(Given entries Opens)

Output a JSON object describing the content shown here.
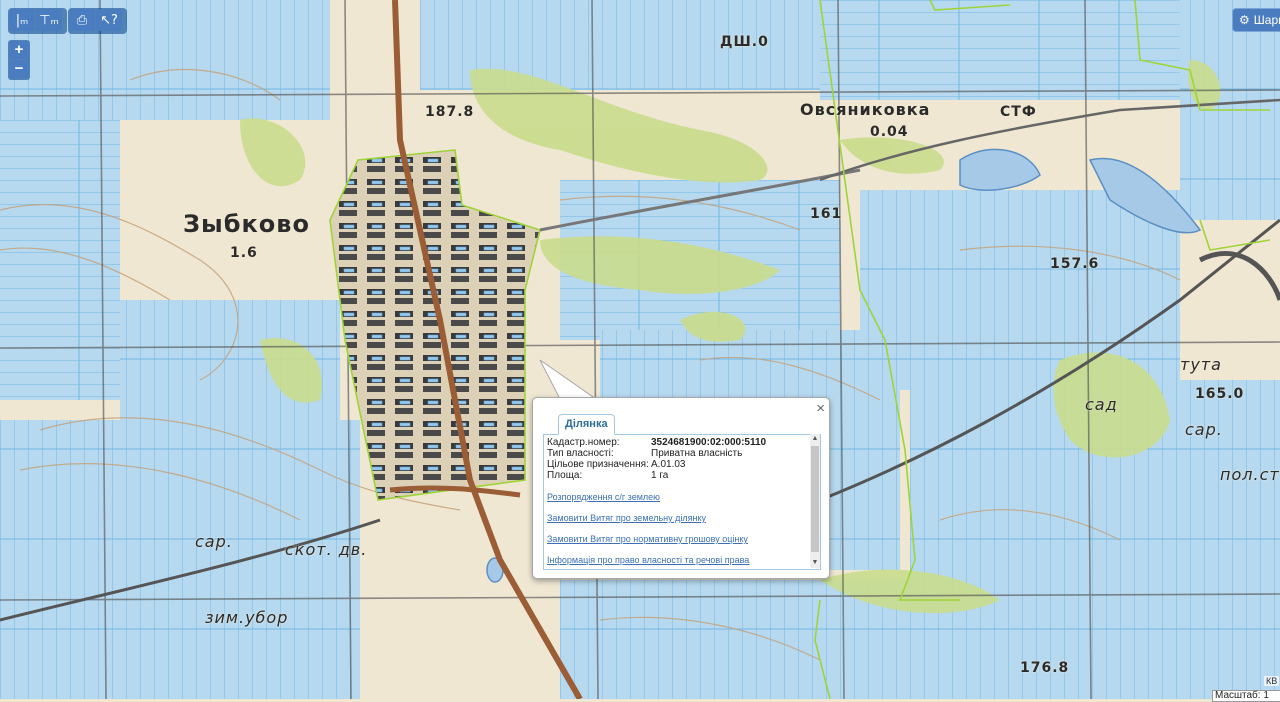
{
  "toolbar": {
    "measure_length_icon": "ruler-length-icon",
    "measure_area_icon": "ruler-area-icon",
    "print_icon": "printer-icon",
    "identify_icon": "pointer-question-icon",
    "measure_length_glyph": "|ₘ",
    "measure_area_glyph": "⊤ₘ",
    "print_glyph": "⎙",
    "identify_glyph": "↖?"
  },
  "zoom": {
    "in": "+",
    "out": "−"
  },
  "layers": {
    "label": "Шари",
    "icon": "gear-icon",
    "glyph": "⚙"
  },
  "map_labels": {
    "village": "Зыбково",
    "village2": "Овсяниковка",
    "height1": "1.6",
    "height2": "187.8",
    "height3": "157.6",
    "height4": "161",
    "height5": "165.0",
    "height6": "176.8",
    "height7": "ДШ.0",
    "sto": "СТФ",
    "sar1": "сар.",
    "sar2": "сар.",
    "sar3": "сад",
    "skot": "скот. дв.",
    "zim": "зим.убор",
    "tuta": "тута",
    "pol": "пол.ст.",
    "num": "0.04"
  },
  "popup": {
    "tab": "Ділянка",
    "close": "×",
    "fields": [
      {
        "key": "Кадастр.номер:",
        "value": "3524681900:02:000:5110",
        "bold": true
      },
      {
        "key": "Тип власності:",
        "value": "Приватна власність",
        "bold": false
      },
      {
        "key": "Цільове призначення:",
        "value": "A.01.03",
        "bold": false
      },
      {
        "key": "Площа:",
        "value": "1 га",
        "bold": false
      }
    ],
    "links": [
      "Розпорядження с/г землею",
      "Замовити Витяг про земельну ділянку",
      "Замовити Витяг про нормативну грошову оцінку",
      "Інформація про право власності та речові права"
    ]
  },
  "scale": {
    "label": "Масштаб: 1",
    "tag": "КВ"
  },
  "colors": {
    "parcel_fill": "#a9d0ee",
    "parcel_line": "#68b6e6",
    "green_boundary": "#9ed43a",
    "road": "#9a5d36",
    "forest": "#c9dc8c",
    "map_bg": "#efe7d2"
  }
}
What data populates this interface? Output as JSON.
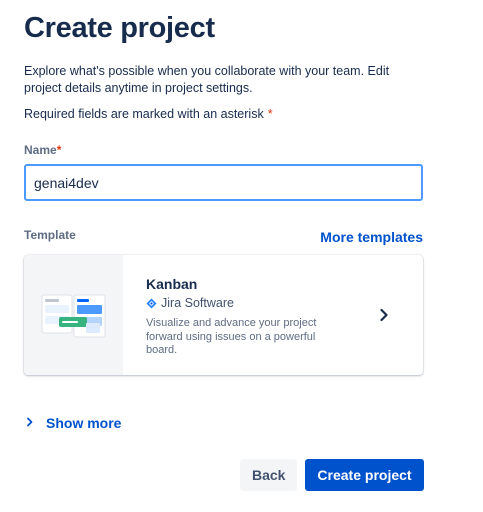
{
  "page": {
    "title": "Create project",
    "description": "Explore what's possible when you collaborate with your team. Edit project details anytime in project settings.",
    "required_note": "Required fields are marked with an asterisk",
    "required_marker": "*"
  },
  "name_field": {
    "label": "Name",
    "required_marker": "*",
    "value": "genai4dev"
  },
  "template": {
    "label": "Template",
    "more_templates_link": "More templates",
    "selected": {
      "name": "Kanban",
      "product": "Jira Software",
      "product_icon": "jira-logo-icon",
      "description": "Visualize and advance your project forward using issues on a powerful board.",
      "thumbnail_icon": "kanban-board-illustration",
      "chevron_icon": "chevron-right-icon"
    }
  },
  "show_more": {
    "label": "Show more",
    "icon": "chevron-right-icon"
  },
  "actions": {
    "back_label": "Back",
    "create_label": "Create project"
  },
  "colors": {
    "primary": "#0052CC",
    "focus_border": "#4C9AFF",
    "required": "#DE350B",
    "text": "#172B4D",
    "subtle_text": "#5E6C84"
  }
}
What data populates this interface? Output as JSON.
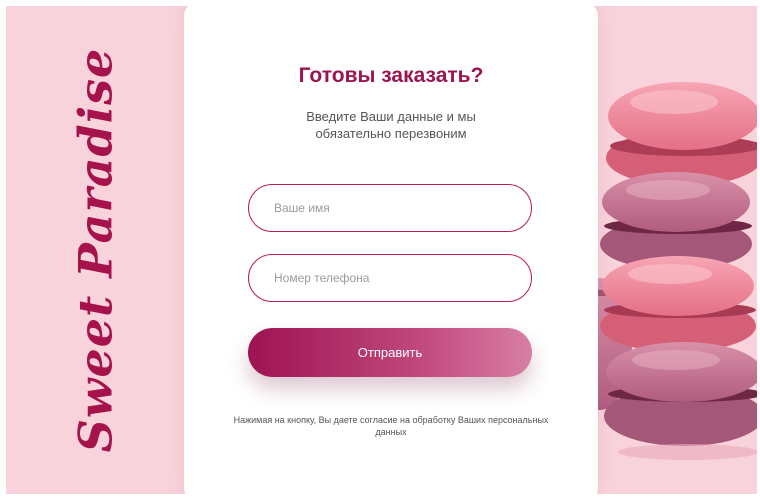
{
  "brand": {
    "name": "Sweet Paradise"
  },
  "form": {
    "title": "Готовы заказать?",
    "subtitle": "Введите Ваши данные и мы обязательно перезвоним",
    "name_placeholder": "Ваше имя",
    "phone_placeholder": "Номер телефона",
    "submit_label": "Отправить",
    "consent_text": "Нажимая на кнопку, Вы даете согласие на обработку Ваших персональных данных"
  },
  "colors": {
    "background": "#f9d3db",
    "accent": "#9c1550",
    "button_gradient_start": "#9e1352",
    "button_gradient_end": "#d87fa5"
  },
  "image": {
    "subject": "stacked-pink-macarons"
  }
}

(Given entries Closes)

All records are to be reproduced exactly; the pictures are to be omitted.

Result below
Output a JSON object describing the content shown here.
{
  "toolbar": {
    "measure_length_icon": "ruler-length-icon",
    "measure_area_icon": "ruler-area-icon",
    "print_icon": "printer-icon",
    "identify_icon": "pointer-question-icon",
    "measure_length_glyph": "|ₘ",
    "measure_area_glyph": "⊤ₘ",
    "print_glyph": "⎙",
    "identify_glyph": "↖?"
  },
  "zoom": {
    "in": "+",
    "out": "−"
  },
  "layers": {
    "label": "Шари",
    "icon": "gear-icon",
    "glyph": "⚙"
  },
  "map_labels": {
    "village": "Зыбково",
    "village2": "Овсяниковка",
    "height1": "1.6",
    "height2": "187.8",
    "height3": "157.6",
    "height4": "161",
    "height5": "165.0",
    "height6": "176.8",
    "height7": "ДШ.0",
    "sto": "СТФ",
    "sar1": "сар.",
    "sar2": "сар.",
    "sar3": "сад",
    "skot": "скот. дв.",
    "zim": "зим.убор",
    "tuta": "тута",
    "pol": "пол.ст.",
    "num": "0.04"
  },
  "popup": {
    "tab": "Ділянка",
    "close": "×",
    "fields": [
      {
        "key": "Кадастр.номер:",
        "value": "3524681900:02:000:5110",
        "bold": true
      },
      {
        "key": "Тип власності:",
        "value": "Приватна власність",
        "bold": false
      },
      {
        "key": "Цільове призначення:",
        "value": "A.01.03",
        "bold": false
      },
      {
        "key": "Площа:",
        "value": "1 га",
        "bold": false
      }
    ],
    "links": [
      "Розпорядження с/г землею",
      "Замовити Витяг про земельну ділянку",
      "Замовити Витяг про нормативну грошову оцінку",
      "Інформація про право власності та речові права"
    ]
  },
  "scale": {
    "label": "Масштаб: 1",
    "tag": "КВ"
  },
  "colors": {
    "parcel_fill": "#a9d0ee",
    "parcel_line": "#68b6e6",
    "green_boundary": "#9ed43a",
    "road": "#9a5d36",
    "forest": "#c9dc8c",
    "map_bg": "#efe7d2"
  }
}
What data populates this interface? Output as JSON.
{
  "page": {
    "title": "Create project",
    "description": "Explore what's possible when you collaborate with your team. Edit project details anytime in project settings.",
    "required_note": "Required fields are marked with an asterisk",
    "required_marker": "*"
  },
  "name_field": {
    "label": "Name",
    "required_marker": "*",
    "value": "genai4dev"
  },
  "template": {
    "label": "Template",
    "more_templates_link": "More templates",
    "selected": {
      "name": "Kanban",
      "product": "Jira Software",
      "product_icon": "jira-logo-icon",
      "description": "Visualize and advance your project forward using issues on a powerful board.",
      "thumbnail_icon": "kanban-board-illustration",
      "chevron_icon": "chevron-right-icon"
    }
  },
  "show_more": {
    "label": "Show more",
    "icon": "chevron-right-icon"
  },
  "actions": {
    "back_label": "Back",
    "create_label": "Create project"
  },
  "colors": {
    "primary": "#0052CC",
    "focus_border": "#4C9AFF",
    "required": "#DE350B",
    "text": "#172B4D",
    "subtle_text": "#5E6C84"
  }
}
What data populates this interface? Output as JSON.
{
  "brand": {
    "name": "Sweet Paradise"
  },
  "form": {
    "title": "Готовы заказать?",
    "subtitle": "Введите Ваши данные и мы обязательно перезвоним",
    "name_placeholder": "Ваше имя",
    "phone_placeholder": "Номер телефона",
    "submit_label": "Отправить",
    "consent_text": "Нажимая на кнопку, Вы даете согласие на обработку Ваших персональных данных"
  },
  "colors": {
    "background": "#f9d3db",
    "accent": "#9c1550",
    "button_gradient_start": "#9e1352",
    "button_gradient_end": "#d87fa5"
  },
  "image": {
    "subject": "stacked-pink-macarons"
  }
}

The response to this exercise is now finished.